- Edit the audio and get the final audio track sorted so that’s locked. This is necessary if you’re going to time the sketches to the speech.
- Once the audio is locked, bring in all the video and place the clips in line with audio. None of the sketches work timing wise with the video.
- You spend a load of time aligning the sketches by freezing and holding frames, this makes it look like I’ve stopped sketching whilst I continue to talk, then continue playing it for the next point.
- At the end of the first pass of this, 80% of the content works but some of it doesn’t, so… you go back to sketching and sketch those sections again, this time either being more pronounced with certain aspects or doing better drawings. I had to do this for the first minute of the video and the last 30 seconds.
- Once all the audio and video is lined up, export and edit and watch it on a large screen, when you watch content, you tend to notice things you wouldn’t notice whilst in an editing frame of mind.
- Send the video to a few trusted friends and reviewers to give you honest feedback. I sent the video to 4 people. Got really valuable feedback so again, made more edits and went back to sketchpad again. Once a video is live, that’s it you can’t update it or take it back so really worthwhile making sure you’re as happy as you can be with the content. That doesn’t mean perfectionism but I think it’s important to make sure you’ve had the chance to reflect on your own mistakes before the whole world does, and if you look real close this video has a ton of mistakes some of which I just decided the fix wasn’t worth the value add.

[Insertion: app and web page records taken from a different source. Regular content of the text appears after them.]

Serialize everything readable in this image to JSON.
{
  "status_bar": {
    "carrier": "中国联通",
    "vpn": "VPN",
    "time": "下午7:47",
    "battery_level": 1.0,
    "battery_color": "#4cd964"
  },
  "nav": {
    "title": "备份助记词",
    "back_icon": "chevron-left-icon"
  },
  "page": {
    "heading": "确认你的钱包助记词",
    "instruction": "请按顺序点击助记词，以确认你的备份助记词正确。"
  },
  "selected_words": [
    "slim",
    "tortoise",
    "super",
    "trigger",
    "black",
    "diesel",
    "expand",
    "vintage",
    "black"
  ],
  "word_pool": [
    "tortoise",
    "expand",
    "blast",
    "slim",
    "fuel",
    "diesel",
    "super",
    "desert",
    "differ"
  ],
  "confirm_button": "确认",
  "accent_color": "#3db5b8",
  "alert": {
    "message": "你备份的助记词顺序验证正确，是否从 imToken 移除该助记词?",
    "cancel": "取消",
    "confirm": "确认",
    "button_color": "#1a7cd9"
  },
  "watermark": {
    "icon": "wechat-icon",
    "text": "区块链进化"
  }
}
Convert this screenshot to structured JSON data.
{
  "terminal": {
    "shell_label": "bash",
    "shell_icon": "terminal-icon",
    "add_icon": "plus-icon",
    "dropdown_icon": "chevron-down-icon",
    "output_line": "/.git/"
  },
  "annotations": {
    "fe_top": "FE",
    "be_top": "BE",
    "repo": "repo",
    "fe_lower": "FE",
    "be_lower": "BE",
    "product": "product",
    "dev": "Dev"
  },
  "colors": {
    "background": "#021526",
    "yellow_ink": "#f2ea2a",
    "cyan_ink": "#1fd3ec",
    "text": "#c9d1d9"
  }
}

- Okay you have an edit ready for YouTube, I usually upload to YouTube then watch it back from YouTube one more time. On this pass, my girlfriend suggested zooming into certain sections to make them easier to see so, yep back to edit. Small changes like this sound small and easy to do but in the context of a video with hundreds of edit points it always takes longer than you think it will.
- I finally have an edit I’m happy with. You can see this 8 step process below initially at 1x for about a minute then sped up 10x after.
Okay, the final bit is just the YouTube upload and we have the video. I purposefully took screenshots and recordings as I went along for my personal benefit to log the process but also as a reference if anyone asks how the process works.
Time. I had 5 clear days to do this. That played an important role in maintaining a sense of momentum and also progress. Bizarrely most of the progress involved the age old cliche of failing fast, realising your mistakes and then having another go. The digital nature of the way I did it allowed for a much higher tolerance of mistakes. That said some mistakes you just have to work with, the most obvious one when I drew the circle off the frame in the analytical workflow, then noticed too late in the edit to do anything about it, facepalm!
Tools. I used many tools, and I’m probably missing others. It can be done on a much leaner setup, for example, writing and storyboarding could have been done in a notepad, your phone can capture really great audio for narrations if you get yourself isolated from other sounds. The sketching can be done on paper and filmed using a basic phone tripod, and lastly, you could edit and clean the audio on a modern smartphone with free or really cheap apps, it just takes time, but if you plan around it the result is the same. It would be a mistake to read this blog and go out and start using the exact same tools to try this on an idea of your own unless you already knew how to use the majority of the tools.
Reach out if you have questions.